> Task statement: Whenever a line in the records below contains "payee", pick it out.

Data extracted from a collection:

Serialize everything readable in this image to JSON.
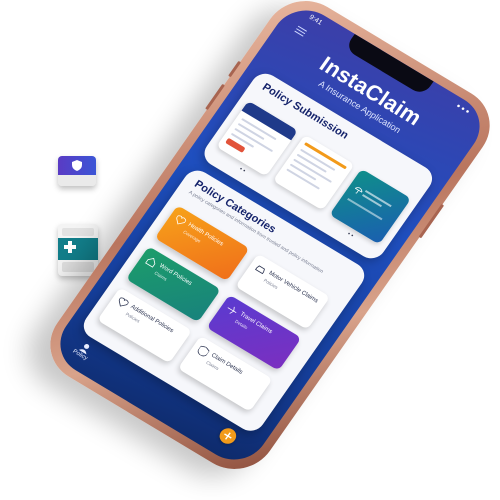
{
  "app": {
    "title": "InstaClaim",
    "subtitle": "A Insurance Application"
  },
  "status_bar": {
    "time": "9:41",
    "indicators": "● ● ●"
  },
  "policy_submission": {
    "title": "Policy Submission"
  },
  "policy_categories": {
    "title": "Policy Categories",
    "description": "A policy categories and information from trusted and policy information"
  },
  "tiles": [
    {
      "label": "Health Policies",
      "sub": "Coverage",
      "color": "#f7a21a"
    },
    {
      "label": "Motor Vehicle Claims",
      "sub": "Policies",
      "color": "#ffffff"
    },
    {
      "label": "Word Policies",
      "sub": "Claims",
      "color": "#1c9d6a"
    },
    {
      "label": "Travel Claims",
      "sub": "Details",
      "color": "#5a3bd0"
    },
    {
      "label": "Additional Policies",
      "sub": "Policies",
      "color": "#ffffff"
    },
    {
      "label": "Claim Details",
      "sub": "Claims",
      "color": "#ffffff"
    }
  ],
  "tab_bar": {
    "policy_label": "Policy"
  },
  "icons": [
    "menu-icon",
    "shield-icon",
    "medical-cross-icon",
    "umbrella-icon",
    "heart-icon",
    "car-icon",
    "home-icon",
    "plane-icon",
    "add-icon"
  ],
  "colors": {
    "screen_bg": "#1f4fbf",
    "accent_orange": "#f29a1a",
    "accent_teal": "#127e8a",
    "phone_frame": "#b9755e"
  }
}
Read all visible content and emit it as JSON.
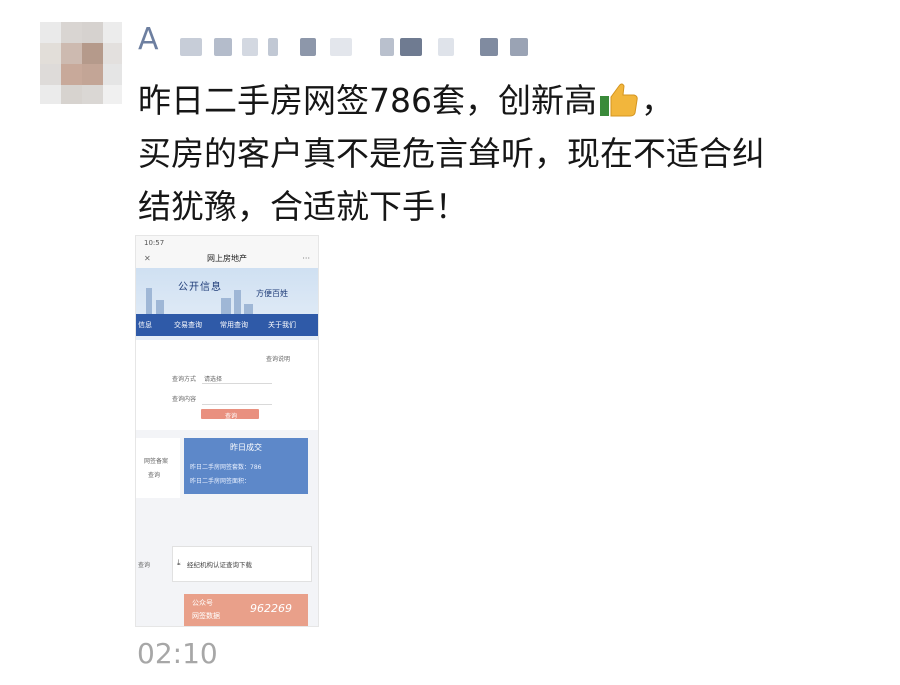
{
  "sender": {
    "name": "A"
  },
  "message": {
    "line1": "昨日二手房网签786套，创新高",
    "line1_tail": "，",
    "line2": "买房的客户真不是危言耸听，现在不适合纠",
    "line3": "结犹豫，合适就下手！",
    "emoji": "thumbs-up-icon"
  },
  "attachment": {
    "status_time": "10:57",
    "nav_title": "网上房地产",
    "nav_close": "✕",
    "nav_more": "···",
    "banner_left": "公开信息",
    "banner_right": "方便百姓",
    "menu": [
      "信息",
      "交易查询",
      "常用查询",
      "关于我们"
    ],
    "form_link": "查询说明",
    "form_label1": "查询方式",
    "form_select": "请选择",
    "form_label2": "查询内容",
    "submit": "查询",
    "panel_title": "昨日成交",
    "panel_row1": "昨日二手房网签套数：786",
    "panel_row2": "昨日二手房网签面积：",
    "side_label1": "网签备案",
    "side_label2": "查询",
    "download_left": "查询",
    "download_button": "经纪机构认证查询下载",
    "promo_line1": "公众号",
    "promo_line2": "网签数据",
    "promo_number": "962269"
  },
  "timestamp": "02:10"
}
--
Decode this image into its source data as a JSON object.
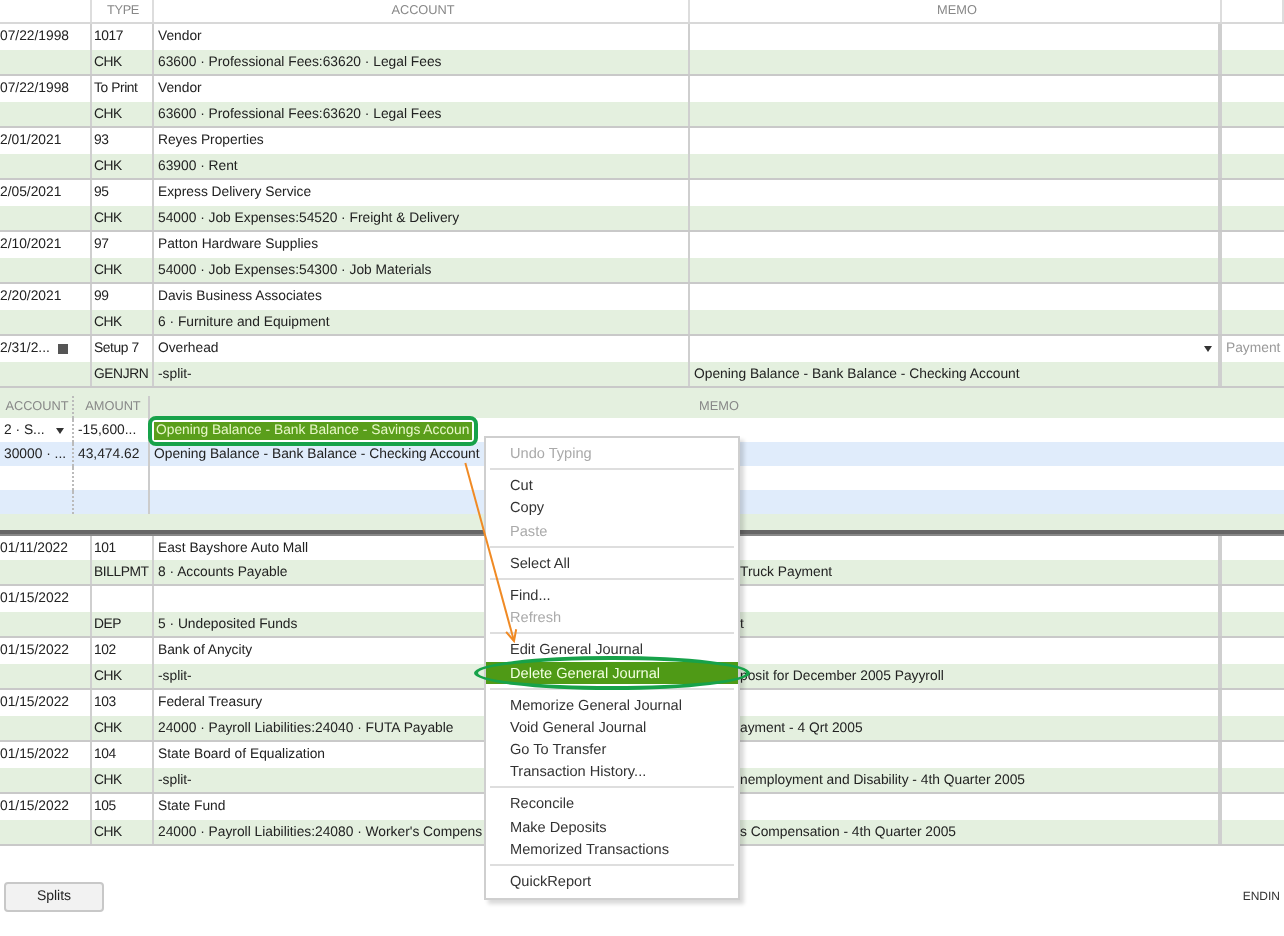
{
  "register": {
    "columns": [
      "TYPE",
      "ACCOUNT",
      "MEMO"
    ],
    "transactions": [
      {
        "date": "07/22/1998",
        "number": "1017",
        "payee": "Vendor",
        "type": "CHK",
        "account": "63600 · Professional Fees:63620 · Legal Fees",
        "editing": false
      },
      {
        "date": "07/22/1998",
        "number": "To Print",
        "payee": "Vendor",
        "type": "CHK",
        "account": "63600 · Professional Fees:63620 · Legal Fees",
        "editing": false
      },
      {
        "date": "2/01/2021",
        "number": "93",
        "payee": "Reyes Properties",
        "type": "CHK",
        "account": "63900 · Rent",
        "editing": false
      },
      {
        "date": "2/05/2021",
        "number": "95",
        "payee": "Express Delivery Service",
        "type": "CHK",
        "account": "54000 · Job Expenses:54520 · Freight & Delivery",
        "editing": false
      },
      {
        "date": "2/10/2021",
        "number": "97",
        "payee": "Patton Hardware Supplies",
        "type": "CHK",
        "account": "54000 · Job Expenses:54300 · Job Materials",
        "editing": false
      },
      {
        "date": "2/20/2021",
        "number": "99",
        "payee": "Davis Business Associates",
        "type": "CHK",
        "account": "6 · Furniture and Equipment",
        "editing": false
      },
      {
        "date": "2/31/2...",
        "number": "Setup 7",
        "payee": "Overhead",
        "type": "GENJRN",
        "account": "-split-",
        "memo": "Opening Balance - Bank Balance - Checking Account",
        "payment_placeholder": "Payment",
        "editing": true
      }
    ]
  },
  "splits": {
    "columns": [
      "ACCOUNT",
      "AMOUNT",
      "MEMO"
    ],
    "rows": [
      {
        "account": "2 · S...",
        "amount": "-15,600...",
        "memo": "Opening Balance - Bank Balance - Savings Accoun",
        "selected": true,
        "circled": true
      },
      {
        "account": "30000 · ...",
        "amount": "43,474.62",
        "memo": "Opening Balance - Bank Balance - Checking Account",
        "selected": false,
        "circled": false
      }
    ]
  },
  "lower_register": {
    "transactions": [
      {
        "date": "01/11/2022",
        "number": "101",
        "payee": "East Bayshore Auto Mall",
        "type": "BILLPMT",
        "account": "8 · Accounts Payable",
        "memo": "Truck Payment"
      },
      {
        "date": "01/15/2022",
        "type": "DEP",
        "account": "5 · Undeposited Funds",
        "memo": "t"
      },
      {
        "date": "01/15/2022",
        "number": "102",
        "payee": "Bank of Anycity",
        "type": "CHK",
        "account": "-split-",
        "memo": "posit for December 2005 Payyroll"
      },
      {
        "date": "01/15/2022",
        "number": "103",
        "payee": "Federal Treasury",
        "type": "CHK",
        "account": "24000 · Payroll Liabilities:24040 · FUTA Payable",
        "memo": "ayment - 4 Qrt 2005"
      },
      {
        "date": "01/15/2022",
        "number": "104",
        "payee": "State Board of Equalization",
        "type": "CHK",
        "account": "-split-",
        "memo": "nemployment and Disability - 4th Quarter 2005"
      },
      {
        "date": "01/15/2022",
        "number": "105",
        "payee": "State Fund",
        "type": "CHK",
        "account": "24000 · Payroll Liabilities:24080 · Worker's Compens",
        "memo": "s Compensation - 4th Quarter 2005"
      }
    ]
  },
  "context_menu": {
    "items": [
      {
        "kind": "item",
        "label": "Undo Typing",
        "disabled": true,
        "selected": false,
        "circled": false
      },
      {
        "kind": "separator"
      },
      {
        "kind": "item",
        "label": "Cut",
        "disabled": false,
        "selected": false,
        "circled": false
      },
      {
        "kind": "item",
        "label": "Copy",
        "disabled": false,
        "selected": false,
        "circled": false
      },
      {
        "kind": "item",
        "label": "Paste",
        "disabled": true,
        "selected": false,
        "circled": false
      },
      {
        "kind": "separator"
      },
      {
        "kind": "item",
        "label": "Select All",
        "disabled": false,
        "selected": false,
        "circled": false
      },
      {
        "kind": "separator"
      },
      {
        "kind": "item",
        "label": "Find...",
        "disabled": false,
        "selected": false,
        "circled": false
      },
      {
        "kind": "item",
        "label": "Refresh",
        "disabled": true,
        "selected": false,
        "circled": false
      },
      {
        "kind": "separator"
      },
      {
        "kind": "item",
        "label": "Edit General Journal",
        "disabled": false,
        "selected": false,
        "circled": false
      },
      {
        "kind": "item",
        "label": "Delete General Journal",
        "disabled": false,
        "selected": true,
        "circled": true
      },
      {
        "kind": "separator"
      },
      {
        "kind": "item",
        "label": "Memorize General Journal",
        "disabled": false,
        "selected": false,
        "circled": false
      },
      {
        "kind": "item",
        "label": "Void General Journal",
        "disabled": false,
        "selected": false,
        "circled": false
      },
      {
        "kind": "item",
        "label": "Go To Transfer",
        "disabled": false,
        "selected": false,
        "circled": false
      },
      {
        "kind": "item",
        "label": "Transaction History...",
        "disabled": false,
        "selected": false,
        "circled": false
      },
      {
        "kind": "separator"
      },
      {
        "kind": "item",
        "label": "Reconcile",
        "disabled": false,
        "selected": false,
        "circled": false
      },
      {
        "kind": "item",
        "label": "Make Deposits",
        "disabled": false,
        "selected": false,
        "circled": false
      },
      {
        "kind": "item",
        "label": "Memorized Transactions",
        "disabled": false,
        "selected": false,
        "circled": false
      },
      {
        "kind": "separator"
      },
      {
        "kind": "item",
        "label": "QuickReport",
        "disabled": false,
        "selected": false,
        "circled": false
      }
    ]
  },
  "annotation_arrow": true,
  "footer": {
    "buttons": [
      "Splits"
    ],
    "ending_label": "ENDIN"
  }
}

> Expected answer:
        "payee": "Vendor",
        "payee": "Vendor",
        "payee": "Reyes Properties",
        "payee": "Express Delivery Service",
        "payee": "Patton Hardware Supplies",
        "payee": "Davis Business Associates",
        "payee": "Overhead",
        "payee": "East Bayshore Auto Mall",
        "payee": "Bank of Anycity",
        "payee": "Federal Treasury",
        "payee": "State Board of Equalization",
        "payee": "State Fund",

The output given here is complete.